Cave Paleontology

This website was created by Blaine W. Schubert of East Tennessee State University.  For comments and inquiries contact


What is Cave Paleontology?crinoids

In sum, it is the study of fossils (evidence of past life) from caves. The bedrock in which caves are formed is typically limestone or dolomite.  This type of rock developed over millions of years when these regions were covered with shallow seas.  Such rocks often contain fossils of organisms that lived and died in these waters.

This photograph of a cave "ceiling" was taken in the depths of a limestone cave in Missouri.  These fossils date to about 300 million years ago.


paw and handThere is another type of  "fossil" found in caves.  These are the remains and traces of organisms that used the cave, died in it, or were carried in by carnivores, rodents, birds of prey, stream wash, or some other transport mechanism.  This website focuses on vertebrate fossils from caves and other karst features.  

The picture to the left is a giant short-faced bear (Arctodus simus) skeleton from an Ozark cave (Missouri).  To learn more about the excavation of this specimen click here.



big bear

Note:  Such finds are rare and irreplaceable.  If you happen to be lucky enough to find old bones or tracks in a cave take pictures and notify a cave paleontologist.  This person will assist you in assessing the importance of the find.  If you need assistance in finding a specialist in your geographic area contact

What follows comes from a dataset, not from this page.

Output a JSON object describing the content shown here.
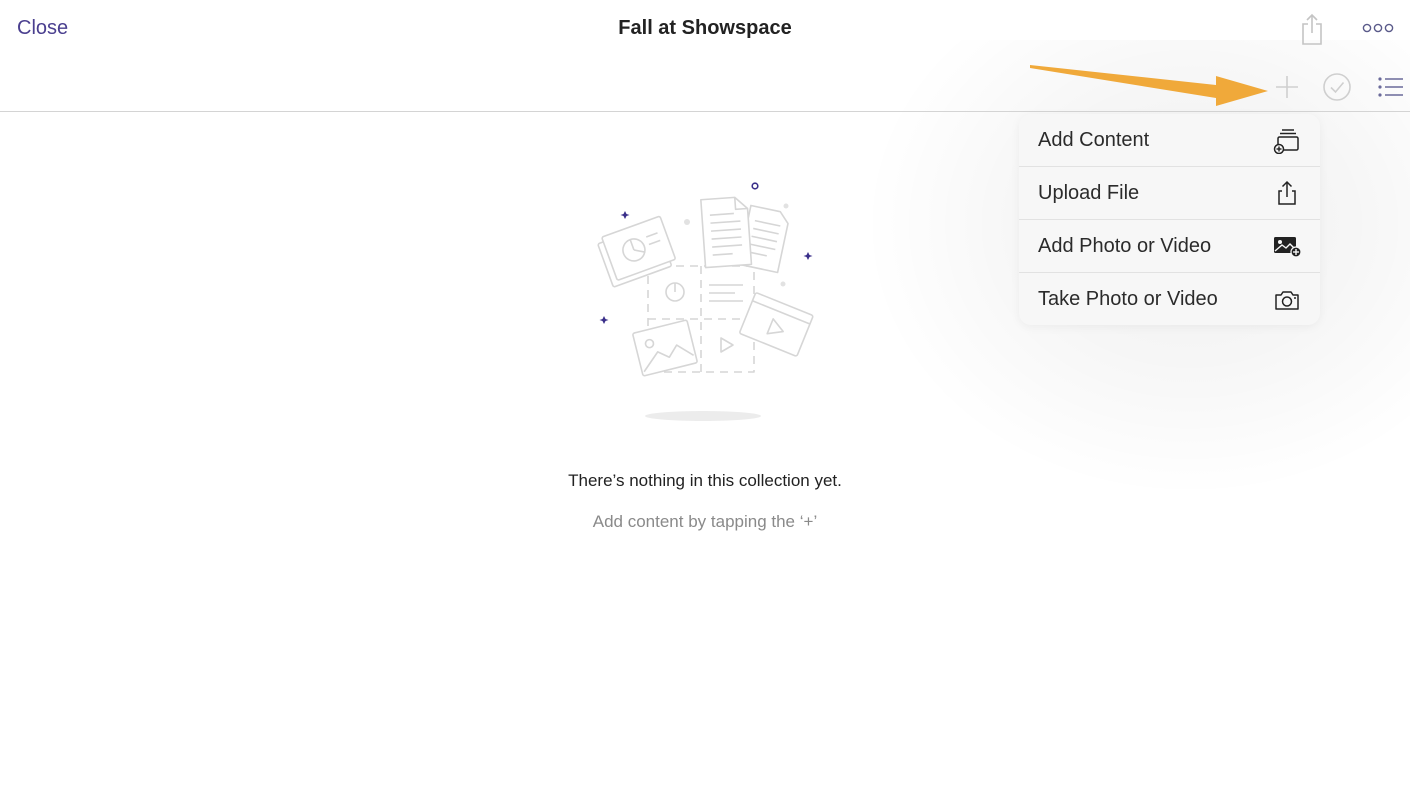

Some giant short-faced bear individuals were extremely large, reaching 5.5 ft. at the shoulders (when on all fours).  They were extinct by ~10,000 years ago.  This painting of an Arctodus in the Ozarks was done by Natural History artist Carl Dennis Buell.  For a larger version of this picture click here.





Why Caves?

AR Cat

Caves typically have relatively stable environments in terms of temperature and humidity, and are therefore able to preserve the remains of organisms for thousands or even millions of years.

 The tracks to the right are in clay and are at least 10,000 years old.  They belong to some type of extinct cat (perhaps the American lion, Panthera atrox). Often times records of animals, such as this cat, are found far back in caves.  This is usually because the animals entered through an entrance that does not exist anymore.  These tracks are from a cave in the Arkansas Ozarks.



Why is this Important?

bat loopglac

Skeletal remains in caves are typically Quaternary in age (1.8 million years to present) because surface erosion eventually results in the destruction of caves and their in-filled deposits.  In North America, this time period has been a dynamic one, witnessing dramatic climatic fluctuations, numerous glacial advances and retreats, the reorganization of biological communities in response to climate change, the extinction of at least 30 genera of large mammals (e.g., mammoths, mastodons, giant ground sloths, saber tooth cats, extra large armadillos), and the arrival of humans on the continent.  Because caves often preserve Quaternary records, they serve as a primary resource for understanding the intricacies of this exciting period.


This map of North America shows the rapid retreat of continental glaciers at the end of the last glaciation (image from the Illinois State Museum's Ice Age website).  To learn more click here


LBC seds voleteethCave sediments often contain abundant small animal remains.  Some of these, particularly micromammals, are important paleoenvironmental indicators.  This is because many types of small mammals are very particular about the type of environments they live in and have shifted their ranges in response to climatic changes.

Picture "A" is unsorted cave matrix from an Ozark cave.  Picture "B" shows vole teeth (same cave) from species that today live far to the north.  The yellow-cheeked vole (lower right) only occurs in northern Canada and Alaska today.



Cave BookCover


Many animals utilize caves today, and in the past, numerous large mammals that are now extinct used caves for one reason or another.  For example, the giant short-faced bear (Arctodus simus) and some types of ground sloths (e.g., Nothrotheriops and Megalonyx) appear to have used caves for denning and possibly torpor.  Flat-headed peccaries (Platygonus compressus) frequented caves in groups and some large carnivores (e.g.,Canis dirus, and Homotherium) may have used caves for rearing their young.  Undoubtedly, caves provide unique opportunities to learn about the paleobiology of certain extinct species. 

A recent book on cave paleontology (shown here) covers


all of the above topics in greater detail.  To learn more about this book click here.





As part of the expanding Center of Excellence in Paleontology at East Tennessee State University, a Cave Paleontology Program is now underway.  For more information about this program click here.